Sepp Blatter, who led world soccer’s governing body for 17 years as FIFA’s President and who was regarded as one of the most powerful people in global sports, announced Tuesday, June 2nd that he would resign his position after being accused of transfering $10 million in bank transactions that are central elements of the bribery scandal engulfing international soccer, stated nytimes.com.
He made his announcement in Zurich as law enforcement officials in the United States confirmed that he was a focus of a federal corruption investigation. But FIFA is mired in a massive corruption scandal, with the U.S. Justice Department charging 14 people, including nine FIFA officials, in a 47-count indictment last week. “I’m not able to comment further on Mr. Blatter’s status,” US Attorney General Loretta Lynch told reporters at the time, stated cnn.com.
“For years, we have worked hard to put in place administrative reforms, but it is plain to me that while these must continue, they are not enough,” Mr. Blatter said. “We need deep-rooted structural change.”
As for potential candidates to replace Mr. Blatter, it appears likely that Prince Ali bin al-Hussein of Jordan, who lost to Mr. Blatter in last Friday’s vote, will stand again in the next election, reported nytimes.com. Beyond that, Michel Platini, head of European soccer’s governing body, has long been seen as a potential successor to Mr. Blatter.
The indictment “is the beginning of our work, not the end” of an effort to rid global soccer of corruption, said Kelly Currie, acting U.S. attorney for the Eastern District of New York.

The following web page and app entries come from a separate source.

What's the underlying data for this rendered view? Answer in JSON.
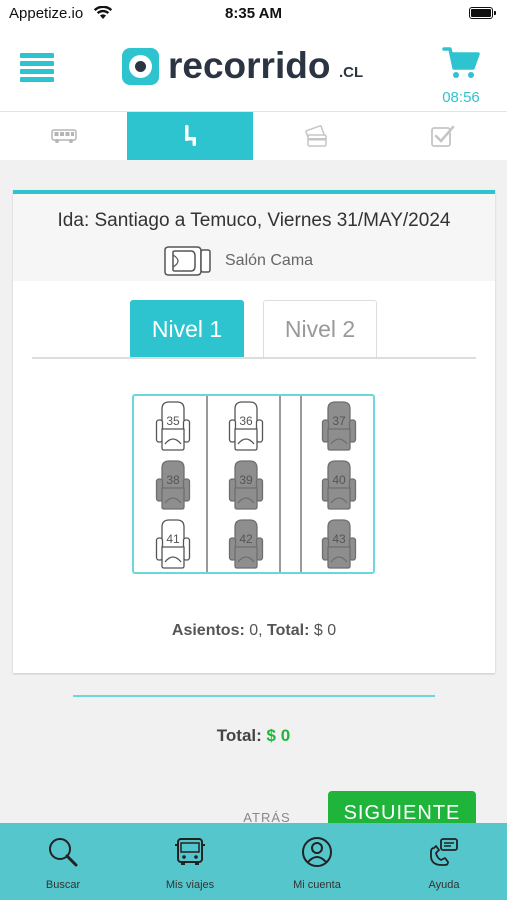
{
  "status_bar": {
    "carrier": "Appetize.io",
    "time": "8:35 AM"
  },
  "header": {
    "brand": "recorrido",
    "brand_suffix": ".CL",
    "timer": "08:56"
  },
  "steps": [
    {
      "icon": "bus-icon",
      "active": false
    },
    {
      "icon": "seat-icon",
      "active": true
    },
    {
      "icon": "payment-icon",
      "active": false
    },
    {
      "icon": "checkbox-icon",
      "active": false
    }
  ],
  "trip": {
    "route": "Ida: Santiago a Temuco, Viernes 31/MAY/2024",
    "bus_type": "Salón Cama"
  },
  "levels": {
    "level1": "Nivel 1",
    "level2": "Nivel 2"
  },
  "seats": [
    {
      "number": "35",
      "status": "available"
    },
    {
      "number": "36",
      "status": "available"
    },
    {
      "number": "37",
      "status": "occupied"
    },
    {
      "number": "38",
      "status": "occupied"
    },
    {
      "number": "39",
      "status": "occupied"
    },
    {
      "number": "40",
      "status": "occupied"
    },
    {
      "number": "41",
      "status": "available"
    },
    {
      "number": "42",
      "status": "occupied"
    },
    {
      "number": "43",
      "status": "occupied"
    }
  ],
  "summary": {
    "seats_label": "Asientos:",
    "seats_value": " 0, ",
    "total_label": "Total:",
    "total_value": " $ 0"
  },
  "total": {
    "label": "Total:",
    "amount": "$ 0"
  },
  "actions": {
    "back": "ATRÁS",
    "next": "SIGUIENTE"
  },
  "bottom_nav": [
    {
      "label": "Buscar",
      "icon": "search-icon"
    },
    {
      "label": "Mis viajes",
      "icon": "bus-front-icon"
    },
    {
      "label": "Mi cuenta",
      "icon": "user-icon"
    },
    {
      "label": "Ayuda",
      "icon": "help-icon"
    }
  ],
  "colors": {
    "accent": "#2ec4cf",
    "success": "#1fb53a",
    "nav_bg": "#56c6cd",
    "occupied_seat": "#8e8e8e"
  }
}
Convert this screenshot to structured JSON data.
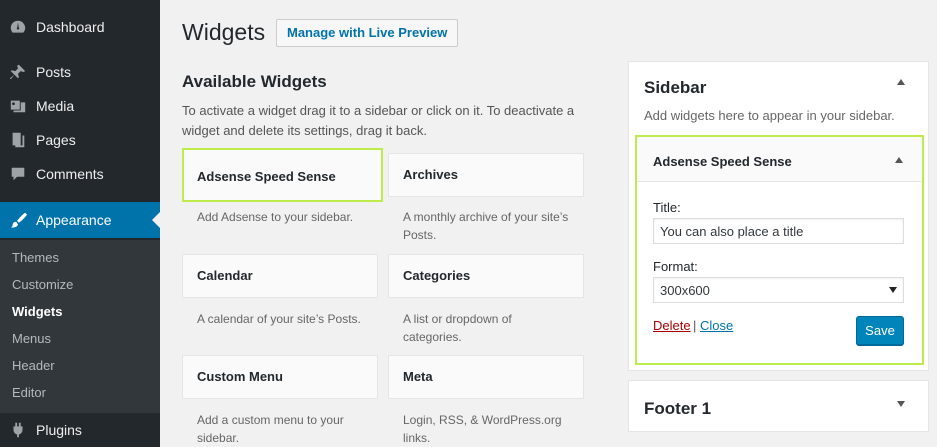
{
  "menu": {
    "dashboard": "Dashboard",
    "posts": "Posts",
    "media": "Media",
    "pages": "Pages",
    "comments": "Comments",
    "appearance": "Appearance",
    "plugins": "Plugins",
    "submenu": [
      "Themes",
      "Customize",
      "Widgets",
      "Menus",
      "Header",
      "Editor"
    ]
  },
  "header": {
    "title": "Widgets",
    "manage_button": "Manage with Live Preview"
  },
  "available": {
    "title": "Available Widgets",
    "description": "To activate a widget drag it to a sidebar or click on it. To deactivate a widget and delete its settings, drag it back.",
    "widgets": [
      {
        "name": "Adsense Speed Sense",
        "desc": "Add Adsense to your sidebar."
      },
      {
        "name": "Archives",
        "desc": "A monthly archive of your site’s Posts."
      },
      {
        "name": "Calendar",
        "desc": "A calendar of your site’s Posts."
      },
      {
        "name": "Categories",
        "desc": "A list or dropdown of categories."
      },
      {
        "name": "Custom Menu",
        "desc": "Add a custom menu to your sidebar."
      },
      {
        "name": "Meta",
        "desc": "Login, RSS, & WordPress.org links."
      }
    ]
  },
  "sidebar": {
    "name": "Sidebar",
    "description": "Add widgets here to appear in your sidebar.",
    "widget": {
      "title": "Adsense Speed Sense",
      "title_label": "Title:",
      "title_value": "You can also place a title",
      "format_label": "Format:",
      "format_value": "300x600",
      "delete_label": "Delete",
      "separator": "|",
      "close_label": "Close",
      "save_label": "Save"
    }
  },
  "footer_area": {
    "name": "Footer 1"
  },
  "colors": {
    "admin_bg": "#23282d",
    "accent": "#0073aa",
    "highlight": "#bfec4d",
    "save_button": "#0085ba"
  }
}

After the news conference, Chris Eaton, former FIFA head of security, said that U.S. officials have done “something that no other police organization or other region has done so far on FIFA.”
The U.S. Justice Department unsealed a 47-count indictment in federal court in Brooklyn that detailed charges against 14 people accused of racketeering, wire fraud and money laundering conspiracy, reported cnn.com.